[[ Entries supplied open ]]

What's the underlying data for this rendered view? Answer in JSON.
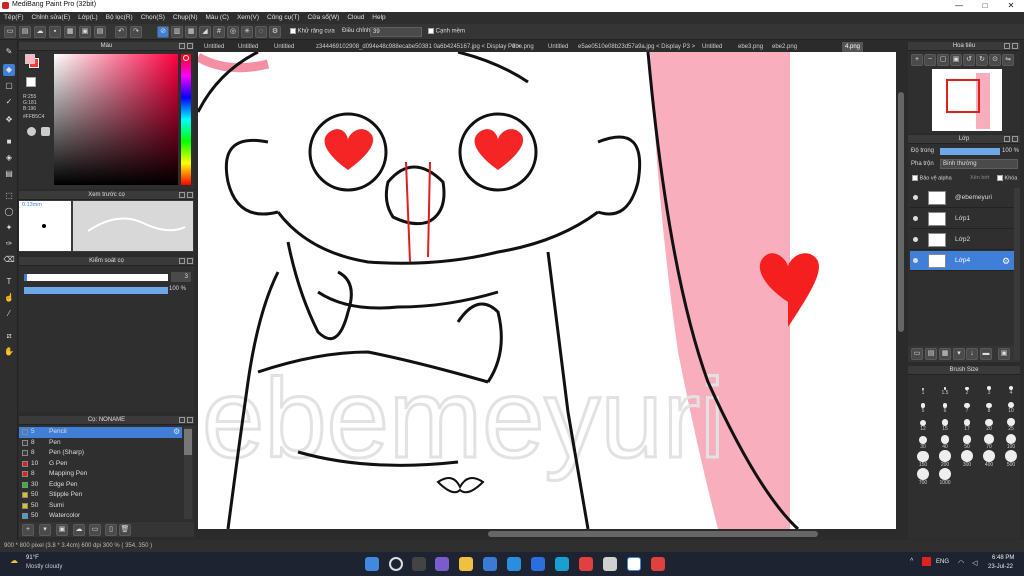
{
  "window": {
    "title": "MediBang Paint Pro (32bit)",
    "minimize": "—",
    "maximize": "□",
    "close": "✕"
  },
  "menu": [
    "Tệp(F)",
    "Chỉnh sửa(E)",
    "Lớp(L)",
    "Bộ lọc(R)",
    "Chọn(S)",
    "Chụp(N)",
    "Màu (C)",
    "Xem(V)",
    "Công cụ(T)",
    "Cửa sổ(W)",
    "Cloud",
    "Help"
  ],
  "toolbar": {
    "antialias_label": "Khử răng cưa",
    "correction_label": "Điều chỉnh",
    "correction_value": "39",
    "edge_label": "Cạnh mềm"
  },
  "tabs": [
    {
      "label": "Untitled"
    },
    {
      "label": "Untitled"
    },
    {
      "label": "Untitled"
    },
    {
      "label": "z344469102908_d094e48c988ecabe50381 0a6b4245167.jpg < Display P3 >"
    },
    {
      "label": "ebe.png"
    },
    {
      "label": "Untitled"
    },
    {
      "label": "e5ae0510e08b23d57a9a.jpg < Display P3 >"
    },
    {
      "label": "Untitled"
    },
    {
      "label": "ebe3.png"
    },
    {
      "label": "ebe2.png"
    },
    {
      "label": "4.png"
    }
  ],
  "color_panel": {
    "title": "Màu",
    "r": "R:255",
    "g": "G:181",
    "b": "B:196",
    "hex": "#FFB5C4",
    "colors": {
      "primary": "#ff3a3a",
      "secondary": "#ffffff",
      "brand": "#ffb5c4"
    }
  },
  "brush_preview": {
    "title": "Xem trước cọ",
    "size": "0.13mm"
  },
  "brush_control": {
    "title": "Kiểm soát cọ",
    "size_value": "3",
    "opacity_value": "100 %",
    "size_fraction": 0.02,
    "opacity_fraction": 1.0
  },
  "brush_list": {
    "title": "Cọ: NONAME",
    "items": [
      {
        "size": "5",
        "name": "Pencil",
        "color": "#3f7fd8"
      },
      {
        "size": "8",
        "name": "Pen",
        "color": "#3a3a3a"
      },
      {
        "size": "8",
        "name": "Pen (Sharp)",
        "color": "#3a3a3a"
      },
      {
        "size": "10",
        "name": "G Pen",
        "color": "#e02020"
      },
      {
        "size": "8",
        "name": "Mapping Pen",
        "color": "#e02020"
      },
      {
        "size": "30",
        "name": "Edge Pen",
        "color": "#20c020"
      },
      {
        "size": "50",
        "name": "Stipple Pen",
        "color": "#e0c020"
      },
      {
        "size": "50",
        "name": "Sumi",
        "color": "#e0c020"
      },
      {
        "size": "50",
        "name": "Watercolor",
        "color": "#3fa0e0"
      }
    ]
  },
  "navigator": {
    "title": "Hoa tiêu"
  },
  "layer_panel": {
    "title": "Lớp",
    "opacity_label": "Độ trong",
    "opacity_value": "100 %",
    "opacity_fraction": 1.0,
    "blend_label": "Pha trộn",
    "blend_value": "Bình thường",
    "protect_alpha": "Bảo vệ alpha",
    "clipping": "Xén bớt",
    "lock": "Khóa",
    "layers": [
      {
        "name": "@ebemeyuri",
        "active": false
      },
      {
        "name": "Lớp1",
        "active": false
      },
      {
        "name": "Lớp2",
        "active": false
      },
      {
        "name": "Lớp4",
        "active": true
      }
    ]
  },
  "brush_size": {
    "title": "Brush Size",
    "sizes": [
      "1",
      "1.5",
      "2",
      "3",
      "4",
      "5",
      "6",
      "7",
      "8",
      "10",
      "12",
      "15",
      "17",
      "20",
      "25",
      "30",
      "40",
      "50",
      "70",
      "100",
      "150",
      "200",
      "300",
      "400",
      "500",
      "700",
      "1000"
    ]
  },
  "status": {
    "text": "900 * 800 pixel  (3.8 * 3.4cm)  600 dpi  300 %  ( 354, 350 )"
  },
  "taskbar": {
    "weather_temp": "91°F",
    "weather_desc": "Mostly cloudy",
    "lang": "ENG",
    "time": "6:48 PM",
    "date": "23-Jul-22"
  },
  "canvas": {
    "watermark": "ebemeyuri"
  }
}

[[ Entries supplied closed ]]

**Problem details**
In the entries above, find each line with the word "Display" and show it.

**Problem solution**
      "label": "z344469102908_d094e48c988ecabe50381 0a6b4245167.jpg < Display P3 >"
      "label": "e5ae0510e08b23d57a9a.jpg < Display P3 >"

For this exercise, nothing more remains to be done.